But missing threw my balance off. About to teeter over, I threshed my wings and flailed. Between the two motions, I landed upright, but about to stumble again. This time though, I had all four of my feet on the ground.
“How dare you!” My voice came out airy and unwavering. The words hadn’t even left my mouth when my frills widened. I cringed. My legs stiffed, becoming loose and floaty dustone about to crack. As my tail coiled around a hindleg, I brought a wing to my mouth and coughed. It came easily with my throat already burned raw.
Rubbing my headband, I opened my mouth to try again. This time, my voice came out simper and stuttering, “What–what is up with you!”
Hinte paused for a moment before walking on, ignoring me.
My frills flared, and I bared my fangs. I leapt over Hinte. Spinning in the air, I landed in front of her with a crash, and stared up at her. As bold as I dewed, it all evaporated as I stood in front of a wiver a whole head taller than me.
The dark-green alchemist looked even more angry, baring her wings and raising her tail. When I noticed, I averted my gaze, looking instead to her face. Her frills were cupped. She opened her mouth, teeth glinting, growling at me. It sounded more aggressive, less of a warning. As if she had played with me earlier and now, with fangs angled like knives, did not.
“Are–are you going to hurt me?”
She growled low.
“Okay, I get it — I get it. You want me to leave you alone. But I want to know what’s going on and you won’t tell me!”
She lunged at me.
I took a step back. “Gah — let me finish.” When her head snapped forward, I jumped. “Flick — if you want me to get lost so much, maybe–maybe I will.”
The dark-green wiver tossed her head to the side. When I met her amber lenses, she hissed again and stalked off.
I watched her for a few beats before I startled in inspiration, and grinned. Low to the ground, I slinked after her.
“Hey Hinte!” I was shouting. “I’ll find more of these stinking stones than you, on my own — you will taste it!”
The bright-white figure stopped moving, as if torn between walking away and staying. It was like that for a few beats, and she didn’t turn; yet I found myself holding my breath cycle for it. In the distance the dark-green wiver hissed low, and I strained to hear her.
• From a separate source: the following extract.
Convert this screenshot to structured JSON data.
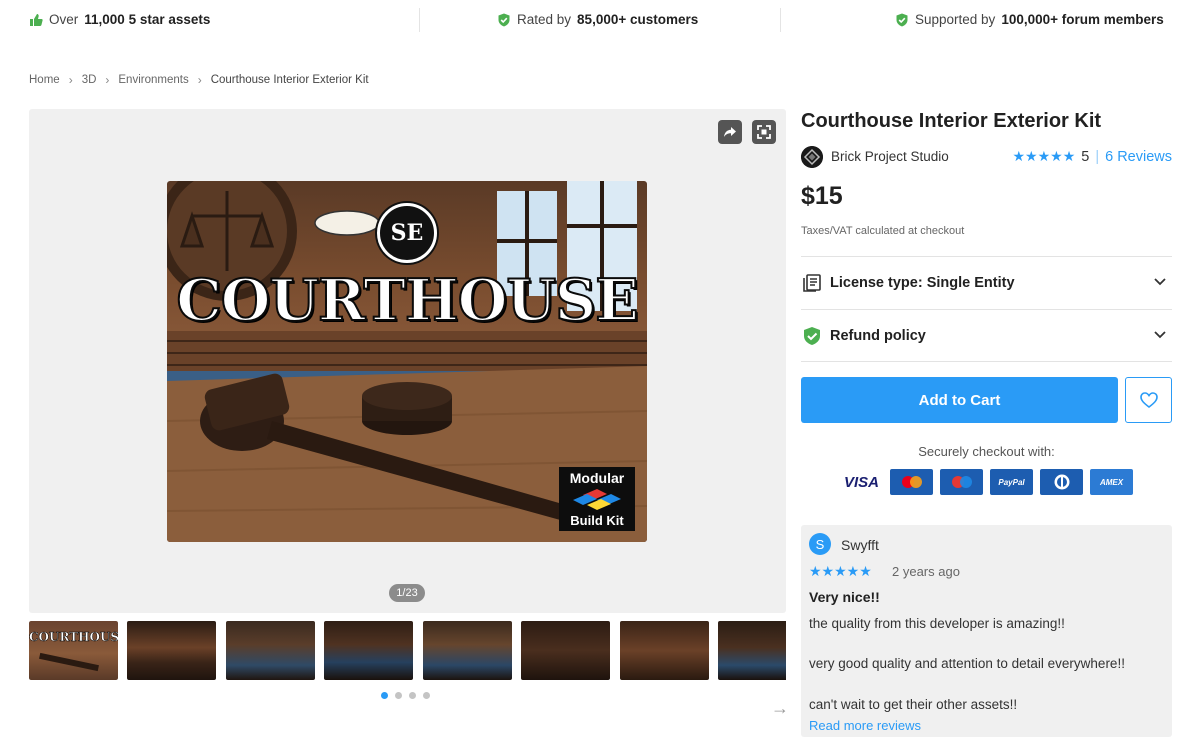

“— fine. Five crysts. If you can find that, I will tell you,” she said before she stepped forward again, walking off… but I heard her speak once more, quietly, “Do not fall in again, Kinri.” And she strode away. The bright-white figure tended to a silhouette, then a shadow, then nothing in the darkness.
I sighed, seeming to shrink after my half-shouted declarations. With my guide in white gone, the vog redoubled its suffocation. Was this conflict with Hinte inevitable? I had wanted us to be friends. Was that doomed to fail?
I coughed. Evil-smelling vog crawled farther down my throat, promising more to come. Drinking from my canteen and licking my eyes clean, I turned away from my former companion’s path. I marched off into the darkness, one dragon enshadowed by a massive, volcanic lake.
Somewhere above, as if leaving, the lover suns still shone.
* * *